→ **Exercise directions**
Determine how many lines below contain the word "title", then state only that figure.

→ **Supplied entries**
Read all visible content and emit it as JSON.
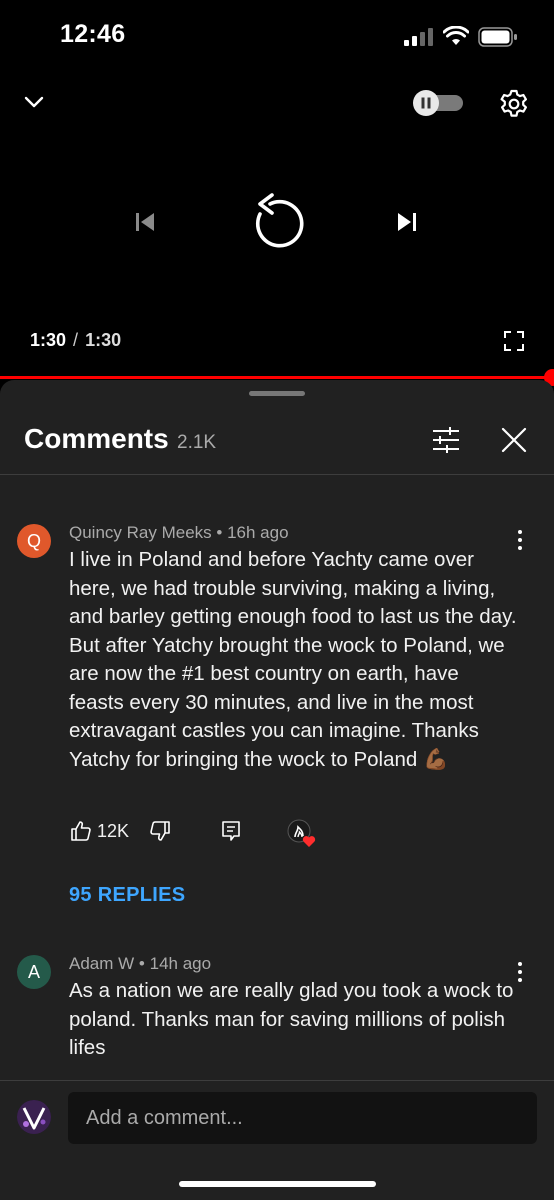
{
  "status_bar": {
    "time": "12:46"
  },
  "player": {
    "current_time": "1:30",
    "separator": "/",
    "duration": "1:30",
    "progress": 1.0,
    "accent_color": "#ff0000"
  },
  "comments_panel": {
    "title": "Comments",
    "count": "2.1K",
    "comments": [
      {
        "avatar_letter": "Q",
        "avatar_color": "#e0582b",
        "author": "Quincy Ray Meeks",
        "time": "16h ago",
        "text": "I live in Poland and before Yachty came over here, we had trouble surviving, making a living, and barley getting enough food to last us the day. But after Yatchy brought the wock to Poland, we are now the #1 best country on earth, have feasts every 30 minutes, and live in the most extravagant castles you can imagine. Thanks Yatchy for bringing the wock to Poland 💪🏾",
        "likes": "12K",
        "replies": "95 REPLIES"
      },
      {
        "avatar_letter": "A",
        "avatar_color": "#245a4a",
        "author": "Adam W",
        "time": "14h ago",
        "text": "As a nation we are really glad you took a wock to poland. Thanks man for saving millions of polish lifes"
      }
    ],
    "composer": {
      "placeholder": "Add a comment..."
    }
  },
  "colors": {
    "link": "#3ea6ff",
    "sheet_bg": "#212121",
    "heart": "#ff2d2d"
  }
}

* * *

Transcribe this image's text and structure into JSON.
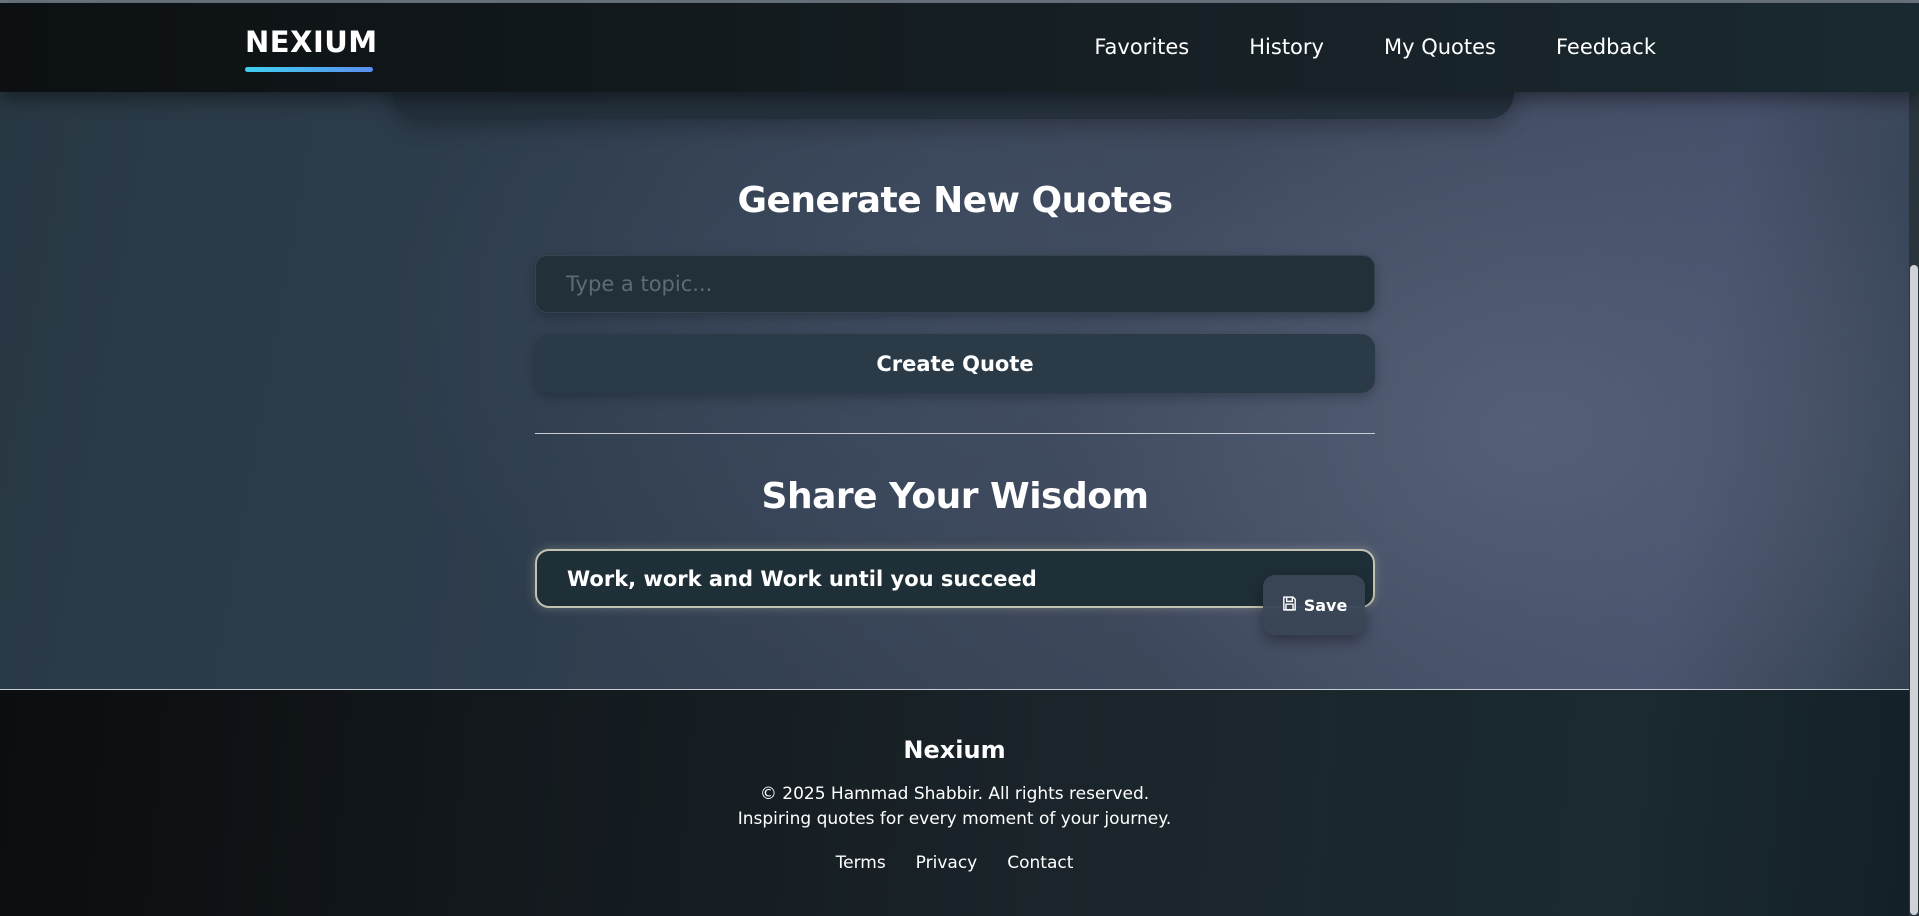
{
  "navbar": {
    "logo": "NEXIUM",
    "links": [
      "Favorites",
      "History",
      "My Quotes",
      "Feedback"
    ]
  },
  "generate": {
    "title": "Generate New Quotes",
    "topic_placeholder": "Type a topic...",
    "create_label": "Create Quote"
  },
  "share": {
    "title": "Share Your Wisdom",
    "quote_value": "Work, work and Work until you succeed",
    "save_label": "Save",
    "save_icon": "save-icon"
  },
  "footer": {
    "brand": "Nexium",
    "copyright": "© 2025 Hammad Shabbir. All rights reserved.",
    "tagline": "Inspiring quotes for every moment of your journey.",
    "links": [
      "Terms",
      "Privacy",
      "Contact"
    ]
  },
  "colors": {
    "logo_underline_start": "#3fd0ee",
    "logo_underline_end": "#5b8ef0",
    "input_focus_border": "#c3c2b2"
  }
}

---

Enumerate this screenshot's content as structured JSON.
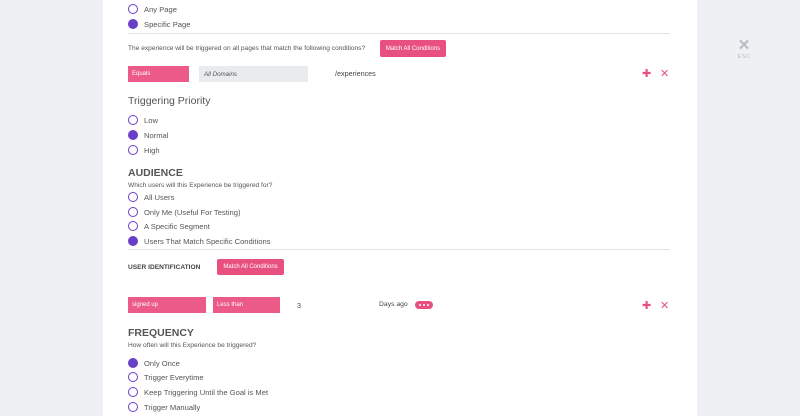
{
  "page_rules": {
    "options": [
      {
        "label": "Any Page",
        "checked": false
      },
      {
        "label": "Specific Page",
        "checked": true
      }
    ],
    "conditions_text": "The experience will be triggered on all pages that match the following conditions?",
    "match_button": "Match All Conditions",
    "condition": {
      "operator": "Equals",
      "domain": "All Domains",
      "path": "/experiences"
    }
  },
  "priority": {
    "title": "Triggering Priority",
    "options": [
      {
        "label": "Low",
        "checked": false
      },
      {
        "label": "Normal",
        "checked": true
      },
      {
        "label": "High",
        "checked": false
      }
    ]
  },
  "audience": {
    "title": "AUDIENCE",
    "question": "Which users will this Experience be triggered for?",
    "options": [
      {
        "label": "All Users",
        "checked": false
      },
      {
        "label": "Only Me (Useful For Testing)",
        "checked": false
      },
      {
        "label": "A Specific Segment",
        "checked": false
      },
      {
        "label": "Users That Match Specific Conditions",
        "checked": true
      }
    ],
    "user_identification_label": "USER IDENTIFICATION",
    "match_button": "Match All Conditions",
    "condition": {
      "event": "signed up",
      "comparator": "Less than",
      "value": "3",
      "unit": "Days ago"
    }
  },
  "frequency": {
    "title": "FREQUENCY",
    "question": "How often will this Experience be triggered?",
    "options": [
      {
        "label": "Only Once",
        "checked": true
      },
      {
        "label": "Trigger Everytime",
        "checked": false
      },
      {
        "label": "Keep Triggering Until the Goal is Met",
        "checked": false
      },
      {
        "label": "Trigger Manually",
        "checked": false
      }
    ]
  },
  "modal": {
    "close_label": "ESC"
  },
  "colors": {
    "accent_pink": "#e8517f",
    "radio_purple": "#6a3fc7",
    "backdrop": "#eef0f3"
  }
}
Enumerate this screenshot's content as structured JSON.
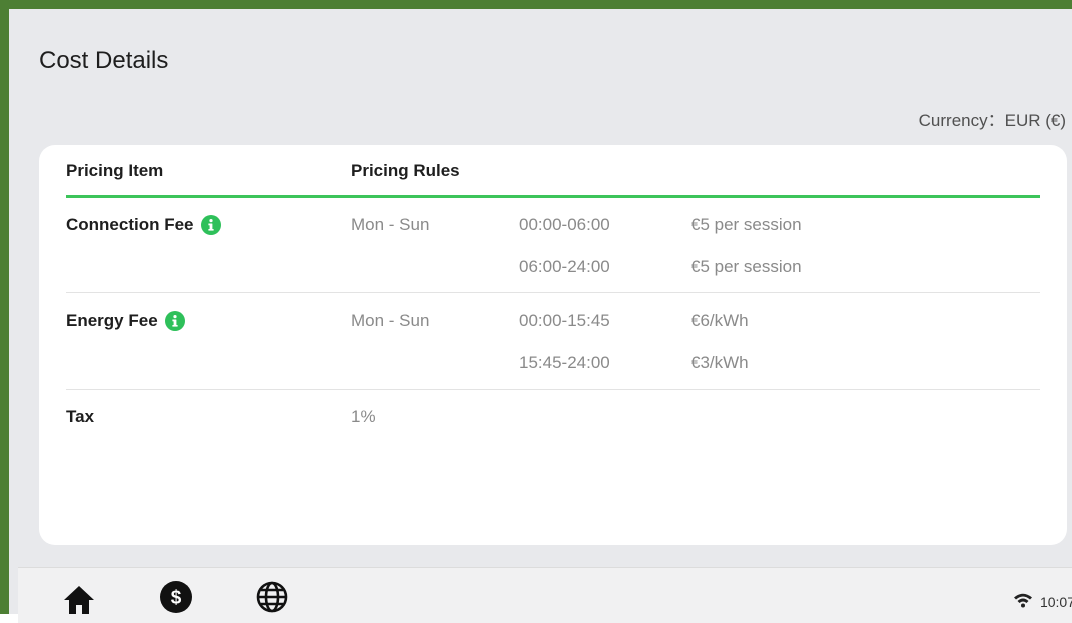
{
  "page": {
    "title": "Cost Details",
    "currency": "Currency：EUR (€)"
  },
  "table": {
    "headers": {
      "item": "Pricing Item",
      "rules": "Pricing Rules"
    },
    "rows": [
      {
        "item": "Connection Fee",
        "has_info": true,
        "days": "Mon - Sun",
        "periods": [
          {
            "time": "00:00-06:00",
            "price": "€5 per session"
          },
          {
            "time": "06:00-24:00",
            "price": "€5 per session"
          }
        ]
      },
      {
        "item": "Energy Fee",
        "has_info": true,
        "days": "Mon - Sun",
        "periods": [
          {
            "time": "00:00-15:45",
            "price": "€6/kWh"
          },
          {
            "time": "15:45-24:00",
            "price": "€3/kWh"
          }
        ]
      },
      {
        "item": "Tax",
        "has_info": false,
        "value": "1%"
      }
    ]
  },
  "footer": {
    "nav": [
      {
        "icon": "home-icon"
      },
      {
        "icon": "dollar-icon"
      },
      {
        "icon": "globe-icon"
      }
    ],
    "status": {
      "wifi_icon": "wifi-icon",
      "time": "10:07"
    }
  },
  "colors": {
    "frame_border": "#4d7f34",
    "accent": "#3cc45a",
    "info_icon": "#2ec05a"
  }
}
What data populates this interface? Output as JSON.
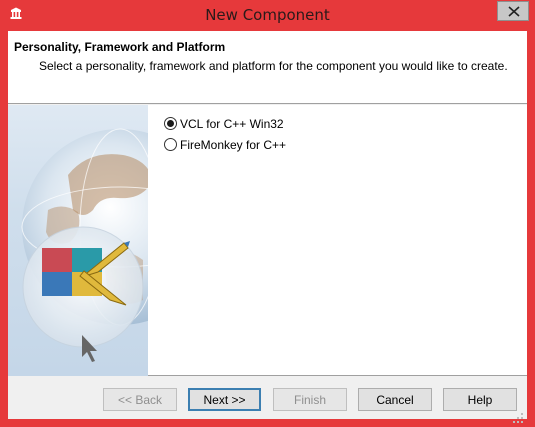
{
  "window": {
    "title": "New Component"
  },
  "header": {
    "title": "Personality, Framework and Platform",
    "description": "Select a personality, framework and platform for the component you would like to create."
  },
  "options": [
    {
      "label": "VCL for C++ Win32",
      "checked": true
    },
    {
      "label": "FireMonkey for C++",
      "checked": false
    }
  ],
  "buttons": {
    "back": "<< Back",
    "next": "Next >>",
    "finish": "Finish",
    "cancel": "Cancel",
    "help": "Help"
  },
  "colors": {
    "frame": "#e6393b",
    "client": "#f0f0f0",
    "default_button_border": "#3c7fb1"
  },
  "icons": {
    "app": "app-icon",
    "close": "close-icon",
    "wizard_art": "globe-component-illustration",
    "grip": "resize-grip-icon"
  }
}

→ **Answer to the problem**
9